*** Opening GIVEN DATA ***

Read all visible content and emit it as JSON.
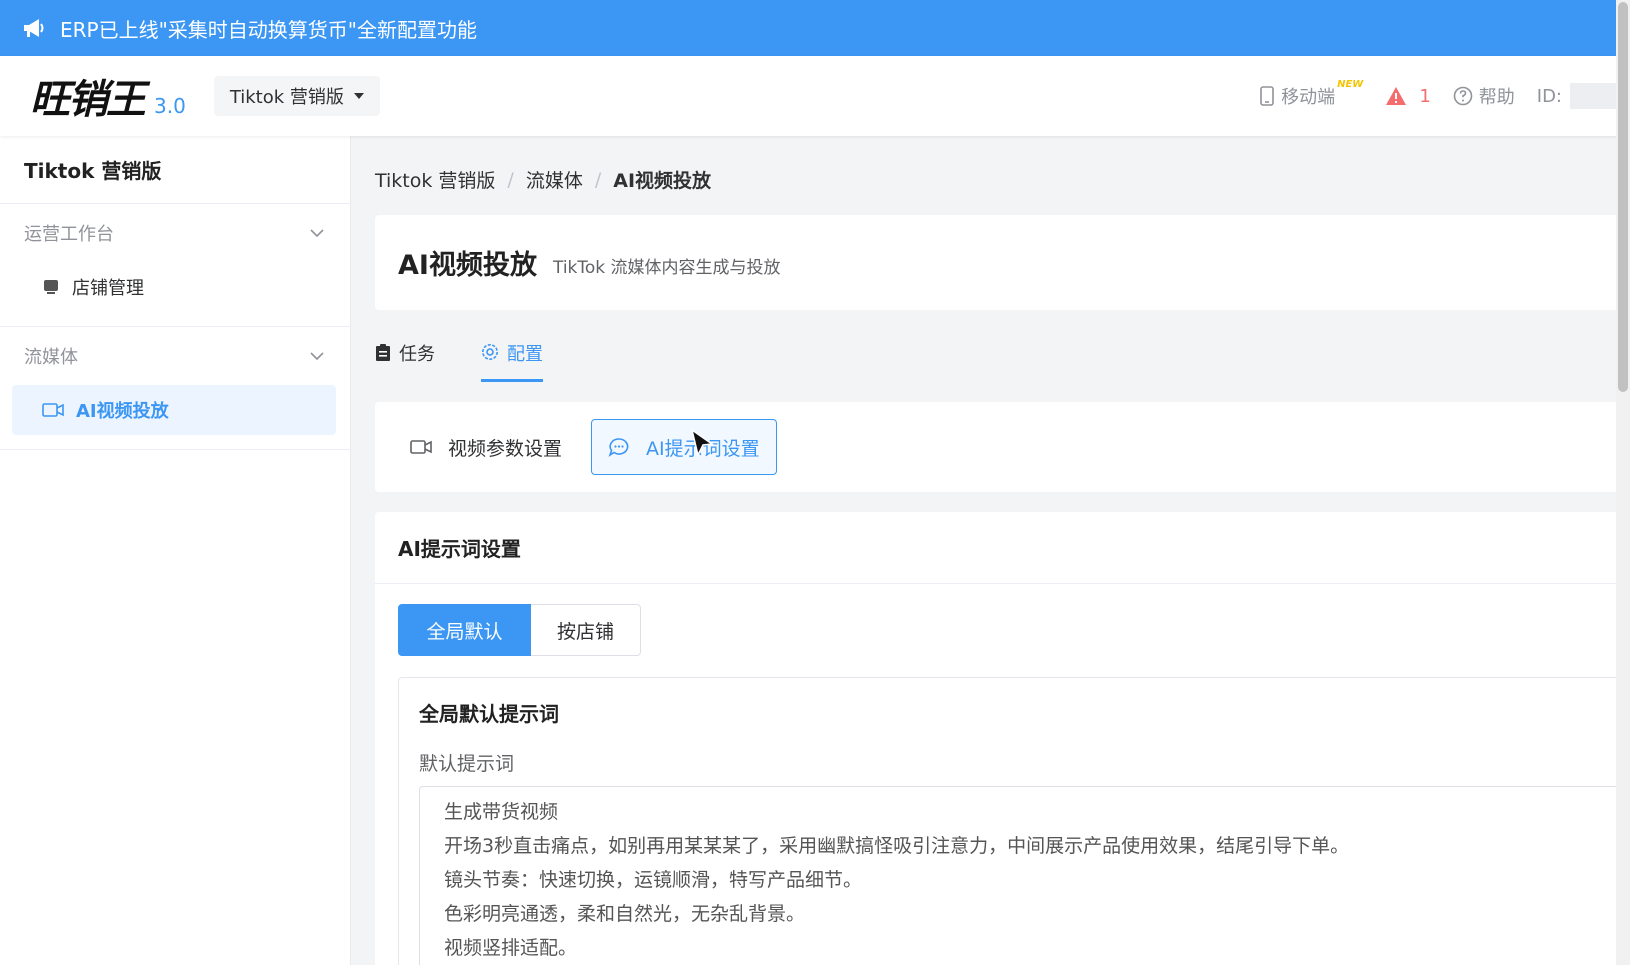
{
  "announcement": {
    "text": "ERP已上线\"采集时自动换算货币\"全新配置功能"
  },
  "header": {
    "logo_text": "旺销王",
    "logo_version": "3.0",
    "version_select": "Tiktok 营销版",
    "mobile_label": "移动端",
    "new_badge": "NEW",
    "warning_count": "1",
    "help_label": "帮助",
    "id_label": "ID:"
  },
  "sidebar": {
    "title": "Tiktok 营销版",
    "groups": [
      {
        "label": "运营工作台",
        "items": [
          {
            "label": "店铺管理",
            "icon": "store-icon"
          }
        ]
      },
      {
        "label": "流媒体",
        "items": [
          {
            "label": "AI视频投放",
            "icon": "video-camera-icon",
            "active": true
          }
        ]
      }
    ]
  },
  "breadcrumb": [
    "Tiktok 营销版",
    "流媒体",
    "AI视频投放"
  ],
  "page": {
    "title": "AI视频投放",
    "subtitle": "TikTok 流媒体内容生成与投放"
  },
  "tabs": [
    {
      "label": "任务",
      "icon": "clipboard-icon"
    },
    {
      "label": "配置",
      "icon": "gear-icon",
      "active": true
    }
  ],
  "sub_tabs": [
    {
      "label": "视频参数设置",
      "icon": "video-camera-icon"
    },
    {
      "label": "AI提示词设置",
      "icon": "chat-bubble-icon",
      "active": true
    }
  ],
  "settings": {
    "title": "AI提示词设置",
    "segments": [
      {
        "label": "全局默认",
        "active": true
      },
      {
        "label": "按店铺"
      }
    ],
    "prompt_section_title": "全局默认提示词",
    "prompt_label": "默认提示词",
    "prompt_lines": [
      "生成带货视频",
      "开场3秒直击痛点，如别再用某某某了，采用幽默搞怪吸引注意力，中间展示产品使用效果，结尾引导下单。",
      "镜头节奏：快速切换，运镜顺滑，特写产品细节。",
      "色彩明亮通透，柔和自然光，无杂乱背景。",
      "视频竖排适配。"
    ]
  },
  "colors": {
    "primary": "#3c96f3",
    "warning": "#f56c6c",
    "badge": "#f5c400"
  }
}
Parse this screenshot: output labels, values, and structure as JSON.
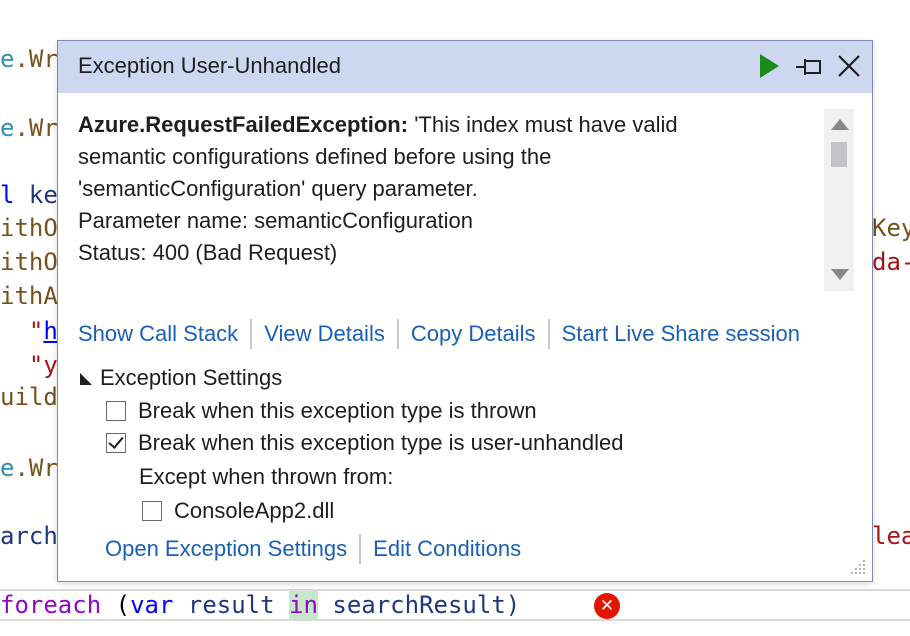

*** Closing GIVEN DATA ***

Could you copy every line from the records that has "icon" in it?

__TASK RESULT__.
            "icon": "store-icon"
            "icon": "video-camera-icon",
      "icon": "clipboard-icon"
      "icon": "gear-icon",
      "icon": "video-camera-icon"
      "icon": "chat-bubble-icon",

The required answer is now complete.